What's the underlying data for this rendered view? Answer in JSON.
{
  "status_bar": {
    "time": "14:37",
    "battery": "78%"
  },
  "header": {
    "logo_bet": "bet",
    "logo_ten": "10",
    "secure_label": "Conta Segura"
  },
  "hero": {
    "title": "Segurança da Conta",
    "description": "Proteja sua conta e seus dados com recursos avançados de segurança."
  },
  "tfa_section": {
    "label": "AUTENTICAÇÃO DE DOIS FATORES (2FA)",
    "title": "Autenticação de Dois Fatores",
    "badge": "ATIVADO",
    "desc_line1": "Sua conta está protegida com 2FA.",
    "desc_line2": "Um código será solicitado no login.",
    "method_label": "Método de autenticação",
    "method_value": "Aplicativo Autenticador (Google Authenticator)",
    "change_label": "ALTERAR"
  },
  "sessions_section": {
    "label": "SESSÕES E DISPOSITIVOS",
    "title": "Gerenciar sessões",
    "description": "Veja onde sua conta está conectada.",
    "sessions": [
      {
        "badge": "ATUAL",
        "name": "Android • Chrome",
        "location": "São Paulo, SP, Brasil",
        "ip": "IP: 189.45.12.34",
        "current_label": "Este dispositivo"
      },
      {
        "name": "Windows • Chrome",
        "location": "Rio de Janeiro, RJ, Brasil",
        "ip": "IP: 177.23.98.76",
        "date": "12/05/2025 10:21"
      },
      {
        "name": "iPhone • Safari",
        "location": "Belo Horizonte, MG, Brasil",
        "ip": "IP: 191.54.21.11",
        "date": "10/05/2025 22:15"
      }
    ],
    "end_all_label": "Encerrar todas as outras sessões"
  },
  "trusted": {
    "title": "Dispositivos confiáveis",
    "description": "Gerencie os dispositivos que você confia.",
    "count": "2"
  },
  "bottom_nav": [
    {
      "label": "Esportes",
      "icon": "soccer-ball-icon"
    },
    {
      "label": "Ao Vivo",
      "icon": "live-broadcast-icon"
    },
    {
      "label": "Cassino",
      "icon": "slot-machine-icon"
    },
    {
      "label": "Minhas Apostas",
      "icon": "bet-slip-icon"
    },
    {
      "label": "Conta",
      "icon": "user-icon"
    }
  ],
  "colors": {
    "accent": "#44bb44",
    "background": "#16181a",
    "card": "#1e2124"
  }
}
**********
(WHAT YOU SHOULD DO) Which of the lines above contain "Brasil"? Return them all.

(RESULT FOR THIS TASK)
        "location": "São Paulo, SP, Brasil",
        "location": "Rio de Janeiro, RJ, Brasil",
        "location": "Belo Horizonte, MG, Brasil",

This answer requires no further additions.